But even if you knew the gym wasn’t the cleanest place in the city, we would bet you couldn’t guess the dirtiest piece of gym equipment. No, it’s not the ever-popular treadmill or stationary bike. It’s not even the weight machines that require you to plant your sweaty bum where someone else was getting steamy seconds before.
Fitrated.com teamed up with EmLab P&K to swab 27 pieces of gym equipment at three different gym chains to collect data on the types and concentration of germs giving your immune system a workout as you sweat. While the treadmill had the highest concentration of gram-positive cocci, a common cause of skin infections and pneumonia, the free weights tested off the charts for gram-negative rods, nasty buggers that cause many different types of infections and can be resistant to antibiotics. In fact, 90 to 95 percent of this type of bacteria are harmful to humans.
Wait for the real kicker before you run for that hand sanitizer: The free weights you swear by for swole biceps boast 362 times more bacteria than a toilet seat. (Cardio lovers, your go-to treadmill has 74 times more bacteria than what you’ll find on a water faucet, by the way.)

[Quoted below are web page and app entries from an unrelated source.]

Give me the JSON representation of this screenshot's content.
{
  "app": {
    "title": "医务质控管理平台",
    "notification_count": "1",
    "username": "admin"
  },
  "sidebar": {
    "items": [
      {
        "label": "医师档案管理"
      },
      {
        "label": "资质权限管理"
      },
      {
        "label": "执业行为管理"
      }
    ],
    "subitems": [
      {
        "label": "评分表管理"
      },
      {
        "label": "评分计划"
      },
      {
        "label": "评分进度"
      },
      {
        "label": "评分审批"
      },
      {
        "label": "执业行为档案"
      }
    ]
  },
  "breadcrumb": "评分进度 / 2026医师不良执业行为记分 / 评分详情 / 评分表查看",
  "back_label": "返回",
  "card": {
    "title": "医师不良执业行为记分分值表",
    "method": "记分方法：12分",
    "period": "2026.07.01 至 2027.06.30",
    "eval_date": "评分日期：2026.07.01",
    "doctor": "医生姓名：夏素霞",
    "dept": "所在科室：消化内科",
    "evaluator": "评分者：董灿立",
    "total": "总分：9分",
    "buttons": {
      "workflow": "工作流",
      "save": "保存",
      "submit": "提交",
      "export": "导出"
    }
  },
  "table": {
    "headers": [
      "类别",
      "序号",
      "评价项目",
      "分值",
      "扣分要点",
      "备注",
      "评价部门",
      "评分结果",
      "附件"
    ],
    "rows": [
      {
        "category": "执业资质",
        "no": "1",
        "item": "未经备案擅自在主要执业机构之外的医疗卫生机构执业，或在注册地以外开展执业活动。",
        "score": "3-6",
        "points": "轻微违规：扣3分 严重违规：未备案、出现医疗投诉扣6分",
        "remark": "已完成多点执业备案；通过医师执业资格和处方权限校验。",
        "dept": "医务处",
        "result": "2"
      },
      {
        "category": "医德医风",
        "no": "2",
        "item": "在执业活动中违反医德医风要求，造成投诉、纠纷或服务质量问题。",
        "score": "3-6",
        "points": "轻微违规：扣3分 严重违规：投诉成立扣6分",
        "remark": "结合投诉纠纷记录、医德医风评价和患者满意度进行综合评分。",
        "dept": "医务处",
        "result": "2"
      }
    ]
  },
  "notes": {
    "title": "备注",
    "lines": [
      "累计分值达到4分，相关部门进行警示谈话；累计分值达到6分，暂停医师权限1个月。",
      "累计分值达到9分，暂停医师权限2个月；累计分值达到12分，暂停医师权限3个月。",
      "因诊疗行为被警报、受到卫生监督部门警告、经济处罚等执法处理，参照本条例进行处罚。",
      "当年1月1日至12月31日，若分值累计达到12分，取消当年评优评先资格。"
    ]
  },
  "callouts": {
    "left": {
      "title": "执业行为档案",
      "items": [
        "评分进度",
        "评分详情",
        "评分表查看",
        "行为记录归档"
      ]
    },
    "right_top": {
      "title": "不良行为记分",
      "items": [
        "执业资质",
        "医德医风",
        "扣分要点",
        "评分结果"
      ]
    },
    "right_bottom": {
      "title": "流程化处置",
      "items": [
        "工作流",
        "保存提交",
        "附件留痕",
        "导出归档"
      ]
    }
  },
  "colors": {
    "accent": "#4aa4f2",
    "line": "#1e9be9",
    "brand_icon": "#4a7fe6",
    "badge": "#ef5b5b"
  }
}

While we’re certainly not encouraging you to ditch the daily sweat session, we are urging you to wash your hands. Maybe use those wipes they provide at most gyms before and after pumping some iron or logging some miles. And for the love of protein powder, do not rub your eyes between sets of rows.